A team of researchers at Penn State University has identified 24 new species of skinks, a subspecies of lizards, native to the Caribbean Islands, turning the region’s fauna from one of the smallest lizard groups in the world to one of the largest. However, half of these new species are considered already extinct or very close to extinction, while the other half is threatened by extinction. The scientists blame the mongoose for Caribbean skink holocaust, a predatory mammal introduced by farmers to control rats in sugarcane fields during the late 19th century.
About 130 new species of reptiles are added each year to the world species count, however this was the first time since the 1800s when more than 20 new species had been added and described in a single paper. In total, the Penn State scientists looked at 39 skink species, of which six were already recognized, nine had already been described and given names but were considered invalid until now, and the rest are absolutely new species. Why did it take so long for these many skink species to be identified by scientists when the region is booming with humans and numerous scientific expeditions? The scientists explain that first of all, because of the dwindling number of surviving specimens, the newly found skink species are elusive and rarely seen, and secondly, the variations between species are very subtle and hard to notice, hence it’s very common to believe a specimen is part of an already well known species, when in fact it might be part of an entirely unidentified species. Some of the new species are six times larger in body size than other species in the new fauna.
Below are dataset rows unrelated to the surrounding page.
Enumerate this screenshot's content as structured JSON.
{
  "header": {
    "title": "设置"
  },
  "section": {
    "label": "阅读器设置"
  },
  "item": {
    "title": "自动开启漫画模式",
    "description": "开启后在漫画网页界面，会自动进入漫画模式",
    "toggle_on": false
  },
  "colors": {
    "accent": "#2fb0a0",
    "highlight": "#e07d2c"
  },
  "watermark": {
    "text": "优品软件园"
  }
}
“Now, one of the smallest groups of lizards in this region of the world has become one of the largest groups,” Hedges said. “We were completely surprised to find what amounts to a new fauna, with co-occurring species and different ecological types.”
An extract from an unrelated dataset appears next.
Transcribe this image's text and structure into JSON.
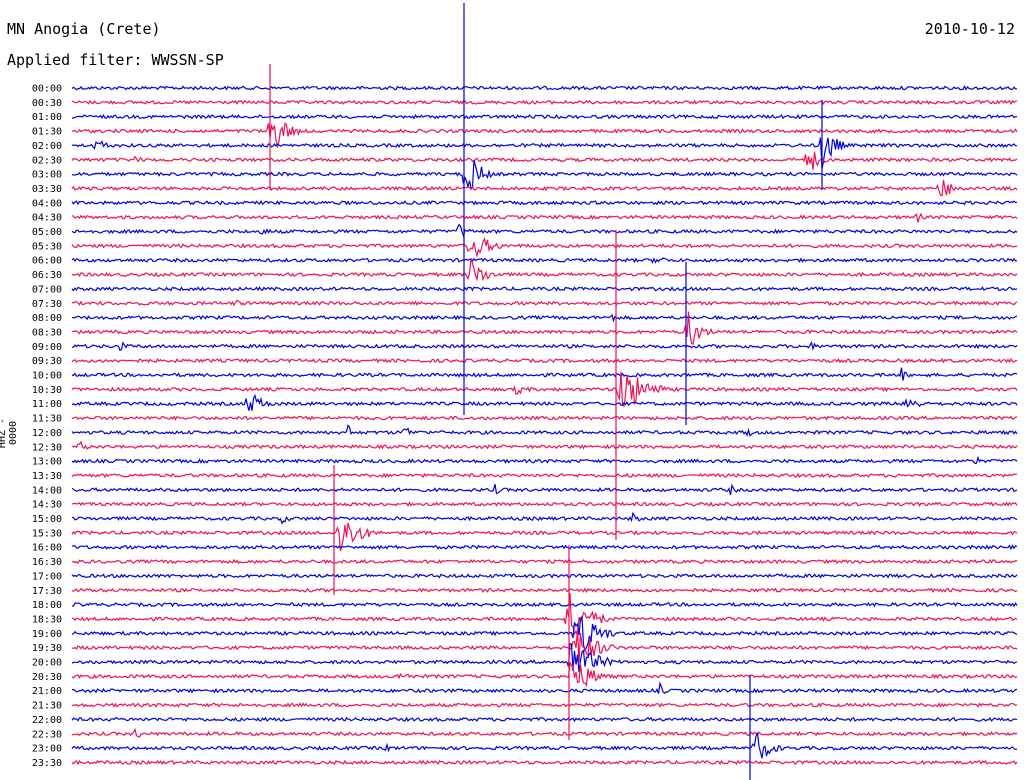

The team of researchers, lead by Blair Hedges, professor of biology at Penn State University, used DNA sequences to identify the new animal species, but most of the taxonomic information, such as counts and shapes of scales, came from examination of the animals themselves either of museum specimens or live ones.
Not your ordinary backyard gecko
It’s believed the Caribbean skinks surfaced in the region some 18 million years ago after from Africa by floating on mats of vegetation. That may be impressive, however what makes these reptiles truly special is the fact that females produce a human-like placenta, which is an organ that directly connects the growing offspring to the maternal tissues that provide nutrients.
“While there are other lizards that give live birth, only a fraction of the lizards known as skinks make a placenta and gestate offspring for up to one year,” Hedges said.
This lengthy gestation period also gave their predators a hefty advantage, as gestation females are considerably slower and easier to catch.
“The mongoose is the predator we believe is responsible for many of the species’ close-to-extinction status in the Caribbean,” Hedges said. “Our data show that the mongoose, which was introduced from India in 1872 and spread around the islands over the next three decades, has nearly exterminated this entire reptile fauna, which had gone largely unnoticed by scientists and conservationists until now.”
“By 1900, less than 50 percent of those mongoose islands still had their skinks, and the loss has continued to this day,” Hedges said.
The research team reports on the newly discovered skinks in a 245-page article published today (April 30) in the journal Zootaxa.
source: Penn State Live